Watch CBS News

Judge declines plea agreement from Husayn Braveheart, accomplice in deadly Minneapolis carjacking

Judge rejects controversial plea deal for Husayn Braveheart
Judge rejects controversial plea deal for Husayn Braveheart 02:18

MINNEAPOLIS — A judge Monday afternoon declined to accept the plea agreement of 20-year-old Husayn Braveheart, an accomplice in a deadly carjacking in northeast Minneapolis in 2019.

Braveheart was 15 years old at the time of the crime and was only recently certified as an adult after an appeal to the Minnesota Supreme Court — a process that took four years.  

Husayn Braveheart WCCO

RELATED: Families protest Hennepin County Attorney Mary Moriarty's plea deals for juvenile offenders

Officials say 39-year-old Steve Markey was shot and killed on June 11, 2019 at the intersection of 14th Avenue Northeast and Tyler Street Northeast. Police say two teens, Jered Ohsman and Braveheart, were armed with guns and wearing bandanas over their faces when they attempted to steal the victim's car and rob him.

The shooter, Jered Ohsman, was 16 at the time and certified as an adult. He is now serving more than 20 years in prison.

While Braveheart didn't fire the fatal shot, he did fire after Markey drove off, and was offered a controversial plea by Hennepin County prosecutors.

Braveheart's amenability to probation, his lessor role in the incident as compared to his co-defendant, and the progress he has made in treatment during the nearly four-and-a-half years of incarceration since the murder occurred, gives the state reason to ask for a deal that stays his prison sentence and make way for him to serve 365 days in the Hennepin County Adult Corrections Workhouse with furloughs for work programming and school.

Steve Markey WCCO

Nick Kimball, spokesperson for the Hennepin County Attorney's Office, gave this statement Monday to WCCO:

We disagree with the judge's decision. The agreement balanced the possibility of severe punishment with the reality that this young man with a terrible childhood has succeeded when he was finally given access to intensive resources. His responsiveness thus far shows that continued serious treatment gives us the best chance to protect the public in the future.

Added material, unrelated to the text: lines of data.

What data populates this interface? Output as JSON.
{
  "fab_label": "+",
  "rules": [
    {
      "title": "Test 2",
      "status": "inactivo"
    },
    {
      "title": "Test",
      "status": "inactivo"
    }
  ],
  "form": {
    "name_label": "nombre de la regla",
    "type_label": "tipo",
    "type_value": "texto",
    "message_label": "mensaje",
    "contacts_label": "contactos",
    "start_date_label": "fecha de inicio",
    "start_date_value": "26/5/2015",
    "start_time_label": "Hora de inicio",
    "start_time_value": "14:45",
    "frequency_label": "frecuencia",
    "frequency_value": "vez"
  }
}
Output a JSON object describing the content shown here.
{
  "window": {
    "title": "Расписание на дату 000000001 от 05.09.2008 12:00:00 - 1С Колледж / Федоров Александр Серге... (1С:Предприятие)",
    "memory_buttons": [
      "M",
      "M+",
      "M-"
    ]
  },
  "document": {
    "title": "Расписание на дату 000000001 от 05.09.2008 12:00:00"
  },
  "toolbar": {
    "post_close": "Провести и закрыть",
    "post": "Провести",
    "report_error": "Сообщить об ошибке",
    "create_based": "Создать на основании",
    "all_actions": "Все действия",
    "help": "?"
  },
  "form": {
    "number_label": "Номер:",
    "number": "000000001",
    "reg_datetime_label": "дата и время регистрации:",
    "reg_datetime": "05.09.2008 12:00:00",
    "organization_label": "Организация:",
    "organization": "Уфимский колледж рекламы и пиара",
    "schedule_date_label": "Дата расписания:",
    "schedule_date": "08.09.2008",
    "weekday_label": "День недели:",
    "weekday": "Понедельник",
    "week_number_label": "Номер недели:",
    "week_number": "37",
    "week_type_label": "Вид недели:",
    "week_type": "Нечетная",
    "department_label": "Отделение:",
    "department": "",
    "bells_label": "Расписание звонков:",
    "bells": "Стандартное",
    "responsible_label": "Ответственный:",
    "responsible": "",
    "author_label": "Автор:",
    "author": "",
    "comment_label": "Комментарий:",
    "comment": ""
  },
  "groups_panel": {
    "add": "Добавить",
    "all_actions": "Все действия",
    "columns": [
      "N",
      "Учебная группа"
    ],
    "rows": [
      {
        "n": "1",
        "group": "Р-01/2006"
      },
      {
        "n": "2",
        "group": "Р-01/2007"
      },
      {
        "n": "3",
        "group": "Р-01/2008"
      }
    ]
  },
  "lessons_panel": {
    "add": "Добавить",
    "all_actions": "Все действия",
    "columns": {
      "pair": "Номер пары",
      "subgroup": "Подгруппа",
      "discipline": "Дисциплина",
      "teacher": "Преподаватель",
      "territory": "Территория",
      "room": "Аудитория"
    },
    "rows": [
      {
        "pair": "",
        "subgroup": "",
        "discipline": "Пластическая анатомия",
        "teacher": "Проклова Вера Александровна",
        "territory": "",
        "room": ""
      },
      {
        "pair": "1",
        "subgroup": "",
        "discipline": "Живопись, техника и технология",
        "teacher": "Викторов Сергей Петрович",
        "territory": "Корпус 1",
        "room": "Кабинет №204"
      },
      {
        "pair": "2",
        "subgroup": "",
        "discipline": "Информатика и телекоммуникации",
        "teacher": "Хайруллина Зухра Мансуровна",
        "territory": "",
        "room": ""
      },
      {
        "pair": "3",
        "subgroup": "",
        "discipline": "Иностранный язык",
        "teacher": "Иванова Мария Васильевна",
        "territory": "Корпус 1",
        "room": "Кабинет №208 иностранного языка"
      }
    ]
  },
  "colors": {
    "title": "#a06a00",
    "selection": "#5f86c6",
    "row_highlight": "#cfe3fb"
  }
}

Instead, his treatment would likely end if he goes to adult prison and he would likely come out worse than when he went in. Our proposed sentence acknowledged this reality.

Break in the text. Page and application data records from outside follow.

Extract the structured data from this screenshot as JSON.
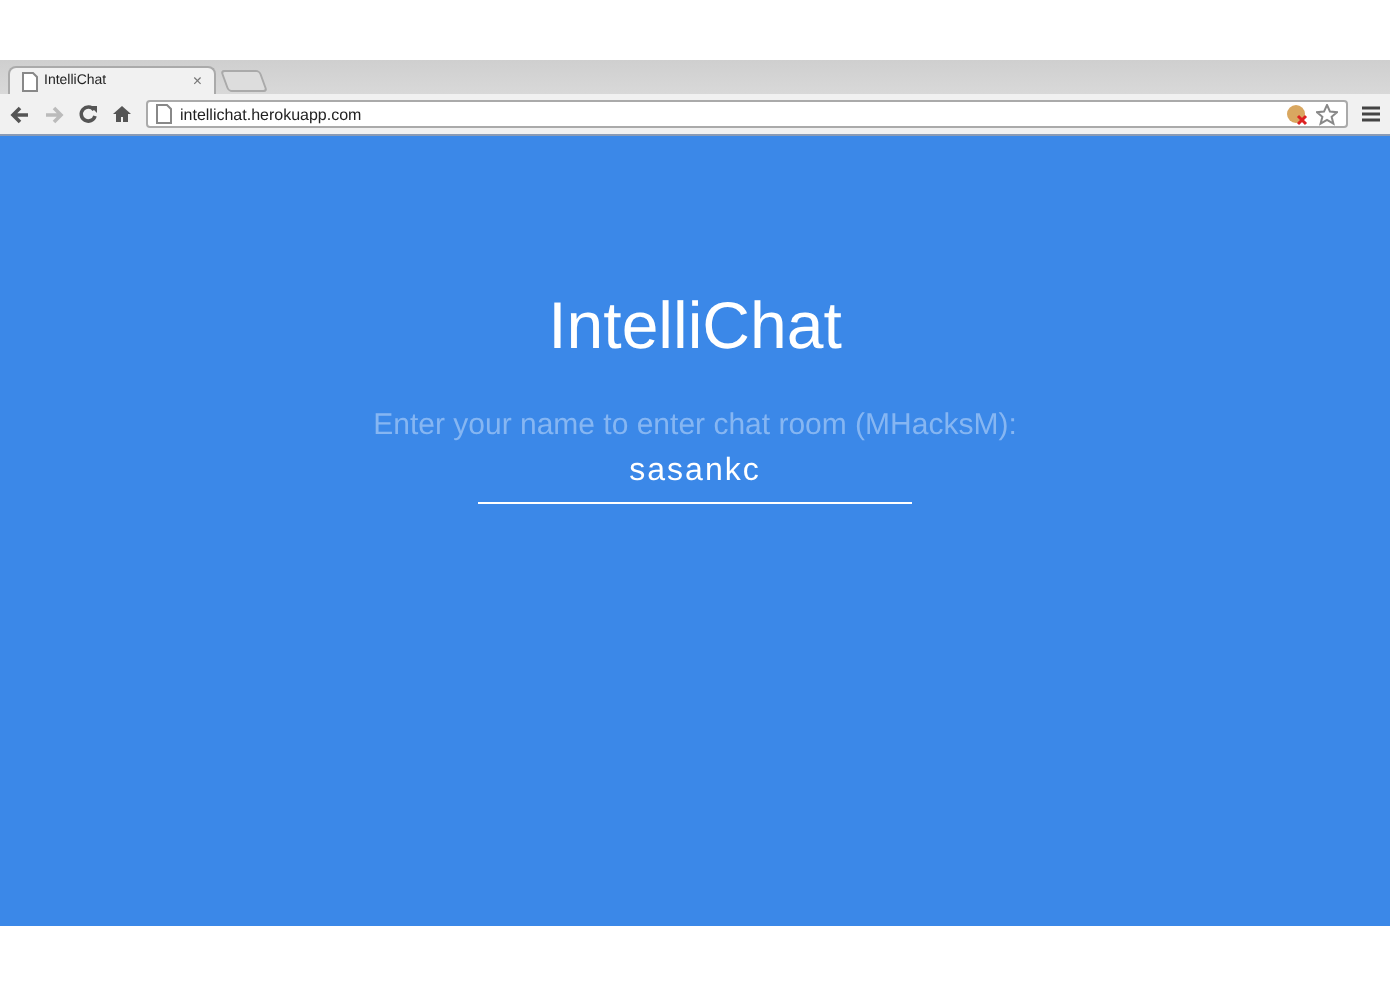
{
  "browser": {
    "tabs": [
      {
        "label": "IntelliChat",
        "selected": true,
        "close": "×"
      }
    ],
    "address": "intellichat.herokuapp.com"
  },
  "page": {
    "title": "IntelliChat",
    "prompt": "Enter your name to enter chat room (MHacksM):",
    "name_value": "sasankc"
  }
}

In August, Hennepin County Attorney Mary Moriarty told WCCO that Braveheart responded to those programs so well that her office offered him a plea deal that would put him on probation instead of behind bars.

"My commitment to Stephen Markey's family is that we will do everything we can to prevent another family from suffering such a tragic, senseless, and devastating loss," Moriarty said. "Mr. Braveheart has shown he is responsive to the carefully-selected programming he has received over the past four years. If we disrupt that progress, we will jeopardize public safety and risk everything when he comes back to the community. We cannot take that risk." 

Markey's family has been strongly opposed to the plea deal and in August begged the judge in court to reject it.

"This is an important day for the family of Steven Markey," Minnesota Police and Peace Officers Association General Counsel Imran Ali said. "Today, the family is not subjected to the repeated re-victimization. Instead, Judge Burns provided a glimpse of hope for the family."

Family of Steve Markey speak on rejected plea deal 06:19
View CBS News In
CBS News App Open
Chrome Safari Continue
Be the first to know
Get browser notifications for breaking news, live events, and exclusive reporting.